This could have been a matter as interesting, say, as John Carter, warlord of Mars, wrestling a white ape or combating the Yellow Men of the North Pole. It would not have any deep or significant meaning, such as we see surrounding Frodo’s struggle to destroy the ring which is his uncle’s treasure. It would not have any deep meaning at all, because no writer, not even the accomplished Mike Flynn, can draw deep water from a shallow pond.

The archetypes of law and chaos are shallow: they are abstractions tying together groups of otherwise unrelated phenomena. There is nothing much to say about Law and Chaos in the abstract precisely because they rely on a blurry definition of the terms (tyranny, for example, is lawlessness, unbound political power; only a shallow man calls this an extreme or overdose of lawfulness).

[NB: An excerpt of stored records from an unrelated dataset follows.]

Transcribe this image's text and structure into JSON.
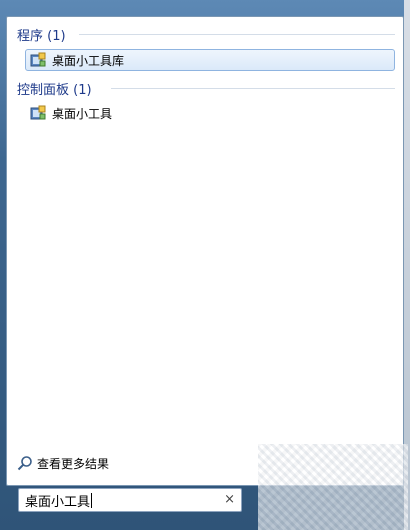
{
  "sections": [
    {
      "header": "程序 (1)",
      "items": [
        {
          "label": "桌面小工具库",
          "selected": true,
          "icon": "gadget-gallery-icon"
        }
      ]
    },
    {
      "header": "控制面板 (1)",
      "items": [
        {
          "label": "桌面小工具",
          "selected": false,
          "icon": "gadget-gallery-icon"
        }
      ]
    }
  ],
  "see_more": {
    "label": "查看更多结果",
    "icon": "search-icon"
  },
  "search": {
    "value": "桌面小工具",
    "clear_label": "×"
  },
  "colors": {
    "header_text": "#1e3a8a",
    "selection_border": "#8fb4e0",
    "frame_blue": "#3e6790"
  }
}
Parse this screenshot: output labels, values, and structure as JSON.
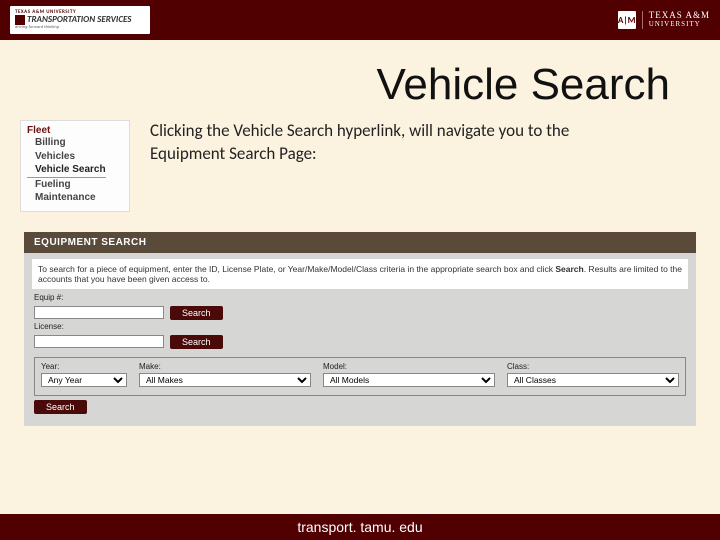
{
  "header": {
    "badge": {
      "line1": "TEXAS A&M UNIVERSITY",
      "line2": "TRANSPORTATION SERVICES",
      "line3": "driving forward thinking"
    },
    "tamu": {
      "mark": "A|M",
      "name1": "TEXAS A&M",
      "name2": "UNIVERSITY"
    }
  },
  "title": "Vehicle Search",
  "nav": {
    "head": "Fleet",
    "items": [
      "Billing",
      "Vehicles",
      "Vehicle Search",
      "Fueling",
      "Maintenance"
    ],
    "selected_index": 2
  },
  "instruction": "Clicking the Vehicle Search hyperlink, will navigate you to the Equipment Search Page:",
  "search_panel": {
    "heading": "EQUIPMENT SEARCH",
    "hint_prefix": "To search for a piece of equipment, enter the ID, License Plate, or Year/Make/Model/Class criteria in the appropriate search box and click ",
    "hint_bold": "Search",
    "hint_suffix": ". Results are limited to the accounts that you have been given access to.",
    "equip_label": "Equip #:",
    "equip_value": "",
    "license_label": "License:",
    "license_value": "",
    "search_button": "Search",
    "criteria": {
      "year_label": "Year:",
      "year_value": "Any Year",
      "make_label": "Make:",
      "make_value": "All Makes",
      "model_label": "Model:",
      "model_value": "All Models",
      "class_label": "Class:",
      "class_value": "All Classes"
    }
  },
  "footer": "transport. tamu. edu"
}
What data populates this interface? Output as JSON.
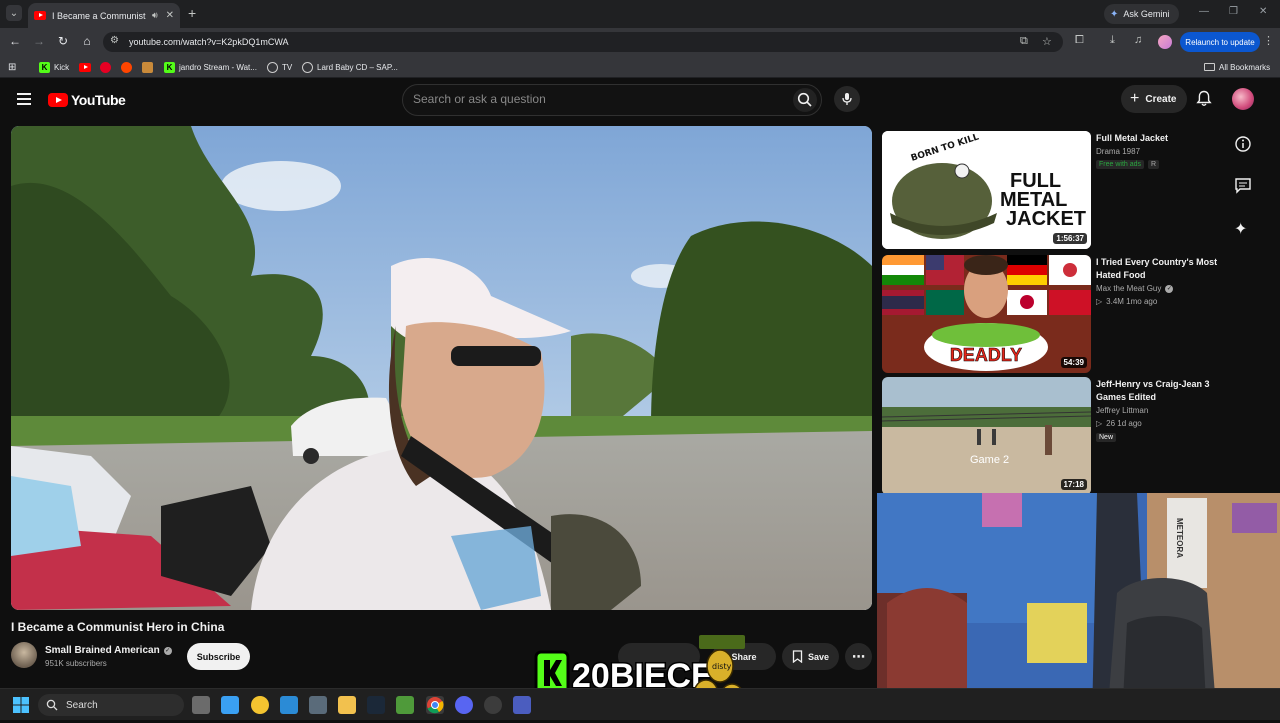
{
  "browser": {
    "tab_title": "I Became a Communist Hero in China",
    "ask_gemini": "Ask Gemini",
    "url": "youtube.com/watch?v=K2pkDQ1mCWA",
    "relaunch": "Relaunch to update",
    "bookmarks": [
      "Kick",
      "jandro Stream - Wat...",
      "TV",
      "Lard Baby CD – SAP...",
      "All Bookmarks"
    ]
  },
  "youtube": {
    "logo": "YouTube",
    "search_placeholder": "Search or ask a question",
    "create": "Create",
    "video_title": "I Became a Communist Hero in China",
    "channel": {
      "name": "Small Brained American",
      "subs": "951K subscribers"
    },
    "subscribe": "Subscribe",
    "actions": {
      "share": "Share",
      "save": "Save"
    },
    "recommendations": [
      {
        "title": "Full Metal Jacket",
        "meta": "Drama 1987",
        "badges": [
          "Free with ads",
          "R"
        ],
        "duration": "1:56:37",
        "thumb_text": "FULL METAL JACKET",
        "helmet_text": "BORN TO KILL"
      },
      {
        "title": "I Tried Every Country's Most Hated Food",
        "channel": "Max the Meat Guy",
        "stats": "3.4M  1mo ago",
        "duration": "54:39",
        "thumb_text": "DEADLY"
      },
      {
        "title": "Jeff-Henry vs Craig-Jean 3 Games Edited",
        "channel": "Jeffrey Littman",
        "stats": "26  1d ago",
        "badge": "New",
        "duration": "17:18",
        "thumb_text": "Game 2"
      }
    ]
  },
  "overlay": {
    "kick_handle": "20BIECE",
    "can_text": "disty"
  },
  "webcam": {
    "poster_text": "METEORA"
  },
  "taskbar": {
    "search": "Search"
  },
  "colors": {
    "yt_red": "#ff0000",
    "kick_green": "#53fc18",
    "relaunch_blue": "#0b57d0"
  }
}
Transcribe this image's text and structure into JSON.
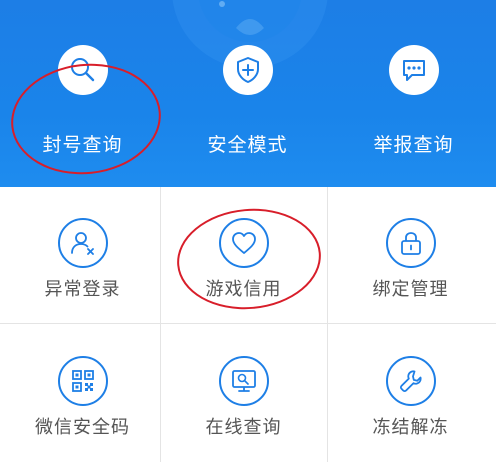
{
  "colors": {
    "hero_blue": "#1a84ea",
    "icon_blue": "#1e7fe6",
    "annotation_red": "#d81e2a",
    "grid_label": "#555555",
    "divider": "#e4e4e4"
  },
  "top_actions": [
    {
      "label": "封号查询",
      "icon": "search-icon"
    },
    {
      "label": "安全模式",
      "icon": "shield-plus-icon"
    },
    {
      "label": "举报查询",
      "icon": "message-dots-icon"
    }
  ],
  "grid_items": [
    {
      "label": "异常登录",
      "icon": "user-x-icon"
    },
    {
      "label": "游戏信用",
      "icon": "heart-icon"
    },
    {
      "label": "绑定管理",
      "icon": "lock-icon"
    },
    {
      "label": "微信安全码",
      "icon": "qr-code-icon"
    },
    {
      "label": "在线查询",
      "icon": "monitor-search-icon"
    },
    {
      "label": "冻结解冻",
      "icon": "wrench-icon"
    }
  ],
  "annotations": [
    "red-circle-around-封号查询",
    "red-circle-around-游戏信用"
  ]
}
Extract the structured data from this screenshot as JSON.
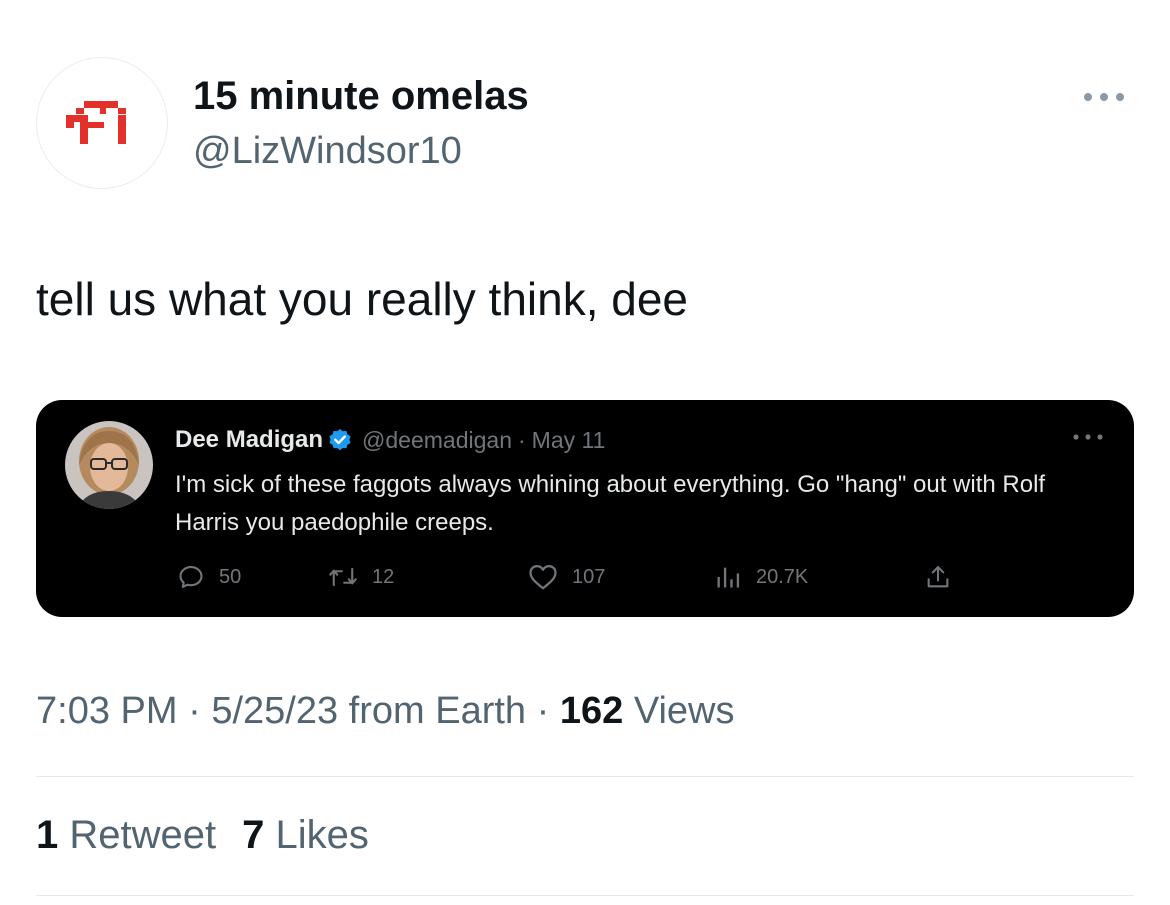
{
  "tweet": {
    "display_name": "15 minute omelas",
    "handle": "@LizWindsor10",
    "text": "tell us what you really think, dee",
    "time": "7:03 PM",
    "sep1": "·",
    "date": "5/25/23",
    "source": "from Earth",
    "sep2": "·",
    "views_count": "162",
    "views_label": "Views",
    "retweets_count": "1",
    "retweets_label": "Retweet",
    "likes_count": "7",
    "likes_label": "Likes"
  },
  "embedded_tweet": {
    "display_name": "Dee Madigan",
    "handle": "@deemadigan",
    "sep": "·",
    "date": "May 11",
    "text": "I'm sick of these faggots always whining about everything. Go \"hang\" out with Rolf Harris you paedophile creeps.",
    "replies": "50",
    "retweets": "12",
    "likes": "107",
    "views": "20.7K"
  },
  "icons": {
    "avatar": "pixel-glyph-icon",
    "more": "more-horizontal-icon",
    "verified": "verified-badge-icon",
    "reply": "reply-icon",
    "retweet": "retweet-icon",
    "like": "heart-icon",
    "views": "views-bar-icon",
    "share": "share-icon"
  },
  "colors": {
    "avatar_red": "#e4302b",
    "verified_blue": "#1d9bf0",
    "embed_bg": "#000000",
    "secondary_text": "#536471"
  }
}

For Moorcock to criticize Tolkien is profoundly ungrateful. No one would have read a single word of Moorcock’s fantasy books had Tolkien not written Lord of the Rings, because, without Lord of the Rings, there is no modern fantasy movement, no Lin Carter, nothing along these lines. You would have E.R. Eddison (but out of print) and a few oddities like Lord Dunsany or David Lindsay (also out of print). You would not have any audience for Elric stories, or, rather, the audience would have been roughly the same size as H.P. Lovecraft’s audience in his lifetime.

And, as I said, Michael Moorcock is not as deep as Mike Flynn. Perhaps he has depths to his writing on other books I have not read. My reading is confined to his juvenile fare, books about Elric and Hawkmoon and Corum and Bastable. I appreciate them for what they are: light escapist fare written for teens, full of blood and thunder and woebegone posturing, kind of a comic book version of Wagner, but without the thought and artistry of a real comic book, written by someone like Jack Kirby.

For the author of this light fluff to take himself seriously as a man of letters is mildly comical. I have read issues of MACHINE MAN by Jack Kirby that address more deep and serious issues in a more deep and serious way than the entire Eternal Champion oeuvre combined.

For the author of this light fluff to set himself above Tolkien and pretend to look down dismissively is beyond comical and into the grotesque. It is like the moment you realize that the joker pretending to babble like an insane man for your amusement is not a joker at all, but is insane, and will never escape from the trap of his own cracked brain, and you swallow in sorrow a laugh that in that moment turns bitter in your throat. You grow pale with pity as you realize the buffoon is serious.